- [Data to use]:
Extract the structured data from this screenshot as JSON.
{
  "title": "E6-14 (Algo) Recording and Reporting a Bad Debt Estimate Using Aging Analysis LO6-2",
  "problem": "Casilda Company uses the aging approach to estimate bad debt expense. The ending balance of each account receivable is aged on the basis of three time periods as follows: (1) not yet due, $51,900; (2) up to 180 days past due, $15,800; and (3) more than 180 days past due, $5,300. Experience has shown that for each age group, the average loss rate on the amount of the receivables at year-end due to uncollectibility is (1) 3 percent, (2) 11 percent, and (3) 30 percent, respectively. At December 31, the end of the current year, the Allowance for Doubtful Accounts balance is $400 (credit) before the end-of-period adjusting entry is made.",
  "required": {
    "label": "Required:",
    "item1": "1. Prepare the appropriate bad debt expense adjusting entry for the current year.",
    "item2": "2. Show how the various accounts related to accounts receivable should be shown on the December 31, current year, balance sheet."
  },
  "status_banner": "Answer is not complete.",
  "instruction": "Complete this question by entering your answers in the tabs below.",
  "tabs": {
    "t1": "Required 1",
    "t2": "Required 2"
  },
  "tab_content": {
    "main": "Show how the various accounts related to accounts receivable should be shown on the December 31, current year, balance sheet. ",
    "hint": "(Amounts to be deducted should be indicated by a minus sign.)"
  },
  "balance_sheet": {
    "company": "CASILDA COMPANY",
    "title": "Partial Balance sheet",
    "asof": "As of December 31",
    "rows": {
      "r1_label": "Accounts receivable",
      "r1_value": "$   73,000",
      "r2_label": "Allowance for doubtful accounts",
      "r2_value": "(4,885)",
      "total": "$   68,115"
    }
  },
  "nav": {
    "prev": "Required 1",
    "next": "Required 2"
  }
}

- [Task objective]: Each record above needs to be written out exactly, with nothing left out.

- [Your response]:
Extract the structured data from this screenshot as JSON.
{
  "title": "E6-14 (Algo) Recording and Reporting a Bad Debt Estimate Using Aging Analysis LO6-2",
  "problem": "Casilda Company uses the aging approach to estimate bad debt expense. The ending balance of each account receivable is aged on the basis of three time periods as follows: (1) not yet due, $51,900; (2) up to 180 days past due, $15,800; and (3) more than 180 days past due, $5,300. Experience has shown that for each age group, the average loss rate on the amount of the receivables at year-end due to uncollectibility is (1) 3 percent, (2) 11 percent, and (3) 30 percent, respectively. At December 31, the end of the current year, the Allowance for Doubtful Accounts balance is $400 (credit) before the end-of-period adjusting entry is made.",
  "required": {
    "label": "Required:",
    "item1": "1. Prepare the appropriate bad debt expense adjusting entry for the current year.",
    "item2": "2. Show how the various accounts related to accounts receivable should be shown on the December 31, current year, balance sheet."
  },
  "status_banner": "Answer is not complete.",
  "instruction": "Complete this question by entering your answers in the tabs below.",
  "tabs": {
    "t1": "Required 1",
    "t2": "Required 2"
  },
  "tab_content": {
    "main": "Show how the various accounts related to accounts receivable should be shown on the December 31, current year, balance sheet. ",
    "hint": "(Amounts to be deducted should be indicated by a minus sign.)"
  },
  "balance_sheet": {
    "company": "CASILDA COMPANY",
    "title": "Partial Balance sheet",
    "asof": "As of December 31",
    "rows": {
      "r1_label": "Accounts receivable",
      "r1_value": "$   73,000",
      "r2_label": "Allowance for doubtful accounts",
      "r2_value": "(4,885)",
      "total": "$   68,115"
    }
  },
  "nav": {
    "prev": "Required 1",
    "next": "Required 2"
  }
}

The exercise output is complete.